Here are the details: Any new patient who joins as a member and has their first appointment this week who has either diabetes, high blood pressure, or high cholesterol for which they are taking at least one daily prescribed medication will have their $125 registration fee waived.  Monthly membership billing will start at the end of the first month at the usual rates of $30 a month for children 22 years of age and younger, $60 a month for adults through 64 years of age, and $90 for seniors 65 years of age or older.

Sign up now and call the office for your appointment.  This offer expires when the last appointment this week is taken.

Should I Lie About My Beliefs to Get Health Insurance?

I sympathize with her plight and appreciate her perspective on cost sharing programs but she does what so many authors discussing an ACA replacement do: confuse having health insurance with having healthcare. They’ve never been the same and shouldn’t be. That’s one reason the ACA was never going to work.
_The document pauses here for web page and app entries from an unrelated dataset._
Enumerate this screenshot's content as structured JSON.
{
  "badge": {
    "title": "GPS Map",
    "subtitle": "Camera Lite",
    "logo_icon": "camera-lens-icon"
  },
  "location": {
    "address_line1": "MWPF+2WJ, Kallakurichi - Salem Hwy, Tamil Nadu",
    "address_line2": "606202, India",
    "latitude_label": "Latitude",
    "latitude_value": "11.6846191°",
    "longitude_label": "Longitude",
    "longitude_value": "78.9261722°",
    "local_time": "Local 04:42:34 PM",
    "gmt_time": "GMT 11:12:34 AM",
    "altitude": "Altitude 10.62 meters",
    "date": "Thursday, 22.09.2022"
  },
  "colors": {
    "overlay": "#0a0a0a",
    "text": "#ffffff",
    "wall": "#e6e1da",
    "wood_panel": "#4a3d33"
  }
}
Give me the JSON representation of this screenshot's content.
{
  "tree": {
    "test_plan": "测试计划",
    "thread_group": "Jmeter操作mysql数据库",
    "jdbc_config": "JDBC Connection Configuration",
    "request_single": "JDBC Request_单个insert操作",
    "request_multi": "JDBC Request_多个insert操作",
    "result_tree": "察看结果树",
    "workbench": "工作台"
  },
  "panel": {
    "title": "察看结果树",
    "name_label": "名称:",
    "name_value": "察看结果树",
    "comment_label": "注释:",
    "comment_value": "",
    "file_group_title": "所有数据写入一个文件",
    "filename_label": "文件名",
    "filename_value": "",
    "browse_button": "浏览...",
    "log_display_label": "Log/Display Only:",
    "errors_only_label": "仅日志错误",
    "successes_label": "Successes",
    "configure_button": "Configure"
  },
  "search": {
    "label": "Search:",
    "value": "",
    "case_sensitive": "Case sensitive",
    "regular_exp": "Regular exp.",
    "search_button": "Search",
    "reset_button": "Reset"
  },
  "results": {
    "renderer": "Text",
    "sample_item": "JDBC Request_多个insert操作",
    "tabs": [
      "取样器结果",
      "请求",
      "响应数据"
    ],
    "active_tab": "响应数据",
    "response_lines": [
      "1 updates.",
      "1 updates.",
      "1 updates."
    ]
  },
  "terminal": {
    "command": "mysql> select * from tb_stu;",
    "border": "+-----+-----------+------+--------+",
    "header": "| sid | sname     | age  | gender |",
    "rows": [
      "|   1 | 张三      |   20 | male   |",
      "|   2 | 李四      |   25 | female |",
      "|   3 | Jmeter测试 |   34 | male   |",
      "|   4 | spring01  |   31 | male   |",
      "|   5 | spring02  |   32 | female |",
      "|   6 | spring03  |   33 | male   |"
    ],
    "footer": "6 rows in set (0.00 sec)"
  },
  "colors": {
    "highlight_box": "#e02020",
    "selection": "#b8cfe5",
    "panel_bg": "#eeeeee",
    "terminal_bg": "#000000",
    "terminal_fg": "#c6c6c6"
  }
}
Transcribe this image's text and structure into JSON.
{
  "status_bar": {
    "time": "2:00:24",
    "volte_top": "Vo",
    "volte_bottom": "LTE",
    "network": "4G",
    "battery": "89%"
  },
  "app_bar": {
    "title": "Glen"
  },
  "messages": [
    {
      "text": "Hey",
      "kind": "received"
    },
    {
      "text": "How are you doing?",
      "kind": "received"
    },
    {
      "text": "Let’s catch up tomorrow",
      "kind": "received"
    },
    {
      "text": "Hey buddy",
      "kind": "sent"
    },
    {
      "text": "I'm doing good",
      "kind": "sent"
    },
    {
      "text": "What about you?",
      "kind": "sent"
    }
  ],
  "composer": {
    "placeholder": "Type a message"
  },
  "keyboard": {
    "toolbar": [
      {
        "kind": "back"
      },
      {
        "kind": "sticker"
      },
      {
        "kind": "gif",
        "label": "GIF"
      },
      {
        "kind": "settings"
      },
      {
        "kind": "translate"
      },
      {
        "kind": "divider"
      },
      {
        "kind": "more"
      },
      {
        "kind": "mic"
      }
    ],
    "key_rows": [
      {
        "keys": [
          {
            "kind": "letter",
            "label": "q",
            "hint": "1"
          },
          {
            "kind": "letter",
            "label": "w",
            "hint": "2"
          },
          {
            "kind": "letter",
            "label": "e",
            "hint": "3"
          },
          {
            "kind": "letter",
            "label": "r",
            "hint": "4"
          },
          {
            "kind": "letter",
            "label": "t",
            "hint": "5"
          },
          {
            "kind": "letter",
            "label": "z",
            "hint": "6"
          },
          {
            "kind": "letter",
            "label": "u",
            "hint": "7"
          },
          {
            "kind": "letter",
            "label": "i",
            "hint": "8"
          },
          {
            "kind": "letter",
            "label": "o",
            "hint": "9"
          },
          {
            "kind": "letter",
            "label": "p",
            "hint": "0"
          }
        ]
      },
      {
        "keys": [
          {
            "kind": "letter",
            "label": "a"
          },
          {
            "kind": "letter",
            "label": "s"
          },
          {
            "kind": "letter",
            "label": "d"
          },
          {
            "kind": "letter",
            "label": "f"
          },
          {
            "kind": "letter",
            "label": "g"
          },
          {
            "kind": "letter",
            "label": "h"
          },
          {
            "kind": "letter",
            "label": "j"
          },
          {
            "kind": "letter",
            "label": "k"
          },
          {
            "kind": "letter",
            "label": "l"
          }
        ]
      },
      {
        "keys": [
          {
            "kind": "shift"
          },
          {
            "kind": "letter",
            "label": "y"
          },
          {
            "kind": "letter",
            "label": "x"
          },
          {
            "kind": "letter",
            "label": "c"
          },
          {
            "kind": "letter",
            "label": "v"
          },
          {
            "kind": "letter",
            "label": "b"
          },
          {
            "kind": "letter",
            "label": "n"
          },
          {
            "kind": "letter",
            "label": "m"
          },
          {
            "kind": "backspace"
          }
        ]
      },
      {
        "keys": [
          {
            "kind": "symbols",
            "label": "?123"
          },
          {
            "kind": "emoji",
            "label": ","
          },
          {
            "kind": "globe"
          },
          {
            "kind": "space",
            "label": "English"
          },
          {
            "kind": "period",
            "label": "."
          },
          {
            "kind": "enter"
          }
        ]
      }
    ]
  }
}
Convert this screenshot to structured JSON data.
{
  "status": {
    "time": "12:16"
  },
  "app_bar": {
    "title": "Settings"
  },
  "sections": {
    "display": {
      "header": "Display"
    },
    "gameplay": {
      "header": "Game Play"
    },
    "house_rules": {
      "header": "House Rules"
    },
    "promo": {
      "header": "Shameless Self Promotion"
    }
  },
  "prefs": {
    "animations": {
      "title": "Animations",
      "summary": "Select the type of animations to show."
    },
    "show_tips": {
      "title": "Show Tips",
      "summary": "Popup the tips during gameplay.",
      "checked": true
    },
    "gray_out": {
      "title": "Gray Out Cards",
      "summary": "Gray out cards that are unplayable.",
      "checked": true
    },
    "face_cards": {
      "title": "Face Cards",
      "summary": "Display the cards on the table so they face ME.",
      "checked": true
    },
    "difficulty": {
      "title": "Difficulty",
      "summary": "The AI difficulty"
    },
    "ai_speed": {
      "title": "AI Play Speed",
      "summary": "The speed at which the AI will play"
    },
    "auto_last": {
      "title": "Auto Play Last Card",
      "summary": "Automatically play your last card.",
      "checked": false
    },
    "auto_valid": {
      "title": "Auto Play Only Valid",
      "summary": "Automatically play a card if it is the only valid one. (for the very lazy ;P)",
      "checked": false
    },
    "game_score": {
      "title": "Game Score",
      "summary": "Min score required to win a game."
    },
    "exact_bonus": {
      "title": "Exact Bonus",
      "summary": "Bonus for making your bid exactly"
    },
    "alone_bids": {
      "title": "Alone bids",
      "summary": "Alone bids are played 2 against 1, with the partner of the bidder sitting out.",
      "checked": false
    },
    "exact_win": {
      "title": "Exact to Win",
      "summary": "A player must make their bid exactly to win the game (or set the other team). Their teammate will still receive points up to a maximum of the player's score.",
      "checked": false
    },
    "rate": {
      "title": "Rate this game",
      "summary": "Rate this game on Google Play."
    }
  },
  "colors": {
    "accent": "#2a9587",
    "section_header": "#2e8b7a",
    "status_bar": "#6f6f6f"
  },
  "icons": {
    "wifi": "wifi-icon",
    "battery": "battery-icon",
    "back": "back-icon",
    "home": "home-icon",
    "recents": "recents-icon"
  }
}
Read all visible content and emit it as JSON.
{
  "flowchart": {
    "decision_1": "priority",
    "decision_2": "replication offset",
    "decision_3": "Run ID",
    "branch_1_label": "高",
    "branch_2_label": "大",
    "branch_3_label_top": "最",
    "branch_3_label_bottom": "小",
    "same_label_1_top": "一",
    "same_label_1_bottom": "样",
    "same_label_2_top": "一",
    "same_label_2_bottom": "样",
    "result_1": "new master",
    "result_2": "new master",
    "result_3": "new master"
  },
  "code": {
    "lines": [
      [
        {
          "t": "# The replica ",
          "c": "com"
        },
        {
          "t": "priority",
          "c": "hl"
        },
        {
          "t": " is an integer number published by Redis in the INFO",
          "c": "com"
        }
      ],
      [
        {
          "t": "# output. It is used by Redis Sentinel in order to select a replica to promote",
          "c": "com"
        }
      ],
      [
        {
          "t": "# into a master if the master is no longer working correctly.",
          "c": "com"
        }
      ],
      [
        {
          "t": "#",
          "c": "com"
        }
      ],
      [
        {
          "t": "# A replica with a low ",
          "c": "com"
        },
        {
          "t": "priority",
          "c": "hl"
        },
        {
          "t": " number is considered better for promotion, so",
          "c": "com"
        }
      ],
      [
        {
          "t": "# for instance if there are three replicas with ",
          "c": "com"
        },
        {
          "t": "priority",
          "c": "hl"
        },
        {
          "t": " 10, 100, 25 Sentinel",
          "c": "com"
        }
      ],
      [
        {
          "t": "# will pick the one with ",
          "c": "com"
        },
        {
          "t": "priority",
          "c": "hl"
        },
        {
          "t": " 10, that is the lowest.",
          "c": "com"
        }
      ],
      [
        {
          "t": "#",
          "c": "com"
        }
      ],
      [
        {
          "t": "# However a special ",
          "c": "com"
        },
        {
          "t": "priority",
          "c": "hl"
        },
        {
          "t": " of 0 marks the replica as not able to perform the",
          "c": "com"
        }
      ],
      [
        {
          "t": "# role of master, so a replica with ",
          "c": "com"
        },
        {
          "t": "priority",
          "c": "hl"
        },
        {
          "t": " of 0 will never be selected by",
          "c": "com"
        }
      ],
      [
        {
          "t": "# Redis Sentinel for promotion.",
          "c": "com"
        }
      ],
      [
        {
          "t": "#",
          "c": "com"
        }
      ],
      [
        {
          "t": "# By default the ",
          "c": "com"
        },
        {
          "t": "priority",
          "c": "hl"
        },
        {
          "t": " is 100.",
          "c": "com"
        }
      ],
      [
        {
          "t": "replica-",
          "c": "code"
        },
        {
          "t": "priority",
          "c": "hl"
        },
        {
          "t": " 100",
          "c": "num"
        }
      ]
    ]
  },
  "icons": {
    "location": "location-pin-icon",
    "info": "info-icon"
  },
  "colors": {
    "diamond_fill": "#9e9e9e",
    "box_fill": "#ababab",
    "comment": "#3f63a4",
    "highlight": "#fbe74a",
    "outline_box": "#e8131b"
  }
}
It took something people need, healthcare, and made them pay for it ahead of time in a very inefficient and wasteful method then called it health insurance.  That’s not insurance at all.  It’s kind of like having a prepaid credit card that imposes huge fees to get access to the money you put on it. You stand little chance of getting the same value out of it that you put in it. 
Should I Lie About My Beliefs to Get Health Insurance?